What is required:
Reproduce the data shown below exactly.

Given data:

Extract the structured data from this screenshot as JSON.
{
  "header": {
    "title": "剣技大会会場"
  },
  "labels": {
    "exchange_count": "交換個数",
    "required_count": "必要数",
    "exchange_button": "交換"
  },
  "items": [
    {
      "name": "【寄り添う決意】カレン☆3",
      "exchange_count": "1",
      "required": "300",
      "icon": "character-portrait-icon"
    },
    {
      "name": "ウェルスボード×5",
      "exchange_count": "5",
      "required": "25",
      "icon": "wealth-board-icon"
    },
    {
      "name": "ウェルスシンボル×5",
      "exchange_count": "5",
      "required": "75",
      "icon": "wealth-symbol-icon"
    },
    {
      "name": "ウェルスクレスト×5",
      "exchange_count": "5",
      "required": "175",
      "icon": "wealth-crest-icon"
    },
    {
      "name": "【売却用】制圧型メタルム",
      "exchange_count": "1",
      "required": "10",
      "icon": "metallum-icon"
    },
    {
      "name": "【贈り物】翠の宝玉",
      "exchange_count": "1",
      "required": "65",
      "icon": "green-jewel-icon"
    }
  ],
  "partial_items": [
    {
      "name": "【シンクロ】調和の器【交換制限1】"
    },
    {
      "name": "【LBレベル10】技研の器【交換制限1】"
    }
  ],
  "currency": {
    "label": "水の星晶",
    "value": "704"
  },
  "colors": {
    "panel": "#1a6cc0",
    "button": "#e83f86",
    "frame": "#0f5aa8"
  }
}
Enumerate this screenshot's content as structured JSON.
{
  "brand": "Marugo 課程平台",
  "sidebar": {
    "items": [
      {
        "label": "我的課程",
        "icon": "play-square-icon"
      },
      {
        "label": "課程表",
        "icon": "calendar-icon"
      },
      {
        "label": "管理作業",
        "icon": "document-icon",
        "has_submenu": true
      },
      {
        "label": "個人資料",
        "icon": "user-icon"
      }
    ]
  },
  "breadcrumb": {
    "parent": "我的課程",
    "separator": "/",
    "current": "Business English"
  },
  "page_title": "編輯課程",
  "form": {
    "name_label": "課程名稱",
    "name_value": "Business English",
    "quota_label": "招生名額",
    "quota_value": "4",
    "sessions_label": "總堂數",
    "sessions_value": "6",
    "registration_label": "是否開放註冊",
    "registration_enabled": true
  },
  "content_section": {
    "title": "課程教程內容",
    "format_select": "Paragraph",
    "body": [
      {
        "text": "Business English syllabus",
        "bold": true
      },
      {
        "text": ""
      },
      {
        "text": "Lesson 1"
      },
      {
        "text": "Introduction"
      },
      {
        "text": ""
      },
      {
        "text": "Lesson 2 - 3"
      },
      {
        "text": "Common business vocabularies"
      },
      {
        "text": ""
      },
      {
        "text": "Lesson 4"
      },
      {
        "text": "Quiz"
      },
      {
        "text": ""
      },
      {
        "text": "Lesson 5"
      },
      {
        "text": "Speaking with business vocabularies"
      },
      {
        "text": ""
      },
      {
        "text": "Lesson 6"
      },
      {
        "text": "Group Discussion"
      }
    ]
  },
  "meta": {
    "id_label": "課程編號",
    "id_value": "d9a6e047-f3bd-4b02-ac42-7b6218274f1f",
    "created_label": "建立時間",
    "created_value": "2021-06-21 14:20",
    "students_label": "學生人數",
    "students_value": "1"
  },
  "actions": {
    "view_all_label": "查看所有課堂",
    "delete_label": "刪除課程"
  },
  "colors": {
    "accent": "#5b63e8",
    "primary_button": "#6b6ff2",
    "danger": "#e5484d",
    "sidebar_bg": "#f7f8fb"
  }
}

Expected answer:
Extract the structured data from this screenshot as JSON.
{
  "header": {
    "title": "剣技大会会場"
  },
  "labels": {
    "exchange_count": "交換個数",
    "required_count": "必要数",
    "exchange_button": "交換"
  },
  "items": [
    {
      "name": "【寄り添う決意】カレン☆3",
      "exchange_count": "1",
      "required": "300",
      "icon": "character-portrait-icon"
    },
    {
      "name": "ウェルスボード×5",
      "exchange_count": "5",
      "required": "25",
      "icon": "wealth-board-icon"
    },
    {
      "name": "ウェルスシンボル×5",
      "exchange_count": "5",
      "required": "75",
      "icon": "wealth-symbol-icon"
    },
    {
      "name": "ウェルスクレスト×5",
      "exchange_count": "5",
      "required": "175",
      "icon": "wealth-crest-icon"
    },
    {
      "name": "【売却用】制圧型メタルム",
      "exchange_count": "1",
      "required": "10",
      "icon": "metallum-icon"
    },
    {
      "name": "【贈り物】翠の宝玉",
      "exchange_count": "1",
      "required": "65",
      "icon": "green-jewel-icon"
    }
  ],
  "partial_items": [
    {
      "name": "【シンクロ】調和の器【交換制限1】"
    },
    {
      "name": "【LBレベル10】技研の器【交換制限1】"
    }
  ],
  "currency": {
    "label": "水の星晶",
    "value": "704"
  },
  "colors": {
    "panel": "#1a6cc0",
    "button": "#e83f86",
    "frame": "#0f5aa8"
  }
}
Enumerate this screenshot's content as structured JSON.
{
  "brand": "Marugo 課程平台",
  "sidebar": {
    "items": [
      {
        "label": "我的課程",
        "icon": "play-square-icon"
      },
      {
        "label": "課程表",
        "icon": "calendar-icon"
      },
      {
        "label": "管理作業",
        "icon": "document-icon",
        "has_submenu": true
      },
      {
        "label": "個人資料",
        "icon": "user-icon"
      }
    ]
  },
  "breadcrumb": {
    "parent": "我的課程",
    "separator": "/",
    "current": "Business English"
  },
  "page_title": "編輯課程",
  "form": {
    "name_label": "課程名稱",
    "name_value": "Business English",
    "quota_label": "招生名額",
    "quota_value": "4",
    "sessions_label": "總堂數",
    "sessions_value": "6",
    "registration_label": "是否開放註冊",
    "registration_enabled": true
  },
  "content_section": {
    "title": "課程教程內容",
    "format_select": "Paragraph",
    "body": [
      {
        "text": "Business English syllabus",
        "bold": true
      },
      {
        "text": ""
      },
      {
        "text": "Lesson 1"
      },
      {
        "text": "Introduction"
      },
      {
        "text": ""
      },
      {
        "text": "Lesson 2 - 3"
      },
      {
        "text": "Common business vocabularies"
      },
      {
        "text": ""
      },
      {
        "text": "Lesson 4"
      },
      {
        "text": "Quiz"
      },
      {
        "text": ""
      },
      {
        "text": "Lesson 5"
      },
      {
        "text": "Speaking with business vocabularies"
      },
      {
        "text": ""
      },
      {
        "text": "Lesson 6"
      },
      {
        "text": "Group Discussion"
      }
    ]
  },
  "meta": {
    "id_label": "課程編號",
    "id_value": "d9a6e047-f3bd-4b02-ac42-7b6218274f1f",
    "created_label": "建立時間",
    "created_value": "2021-06-21 14:20",
    "students_label": "學生人數",
    "students_value": "1"
  },
  "actions": {
    "view_all_label": "查看所有課堂",
    "delete_label": "刪除課程"
  },
  "colors": {
    "accent": "#5b63e8",
    "primary_button": "#6b6ff2",
    "danger": "#e5484d",
    "sidebar_bg": "#f7f8fb"
  }
}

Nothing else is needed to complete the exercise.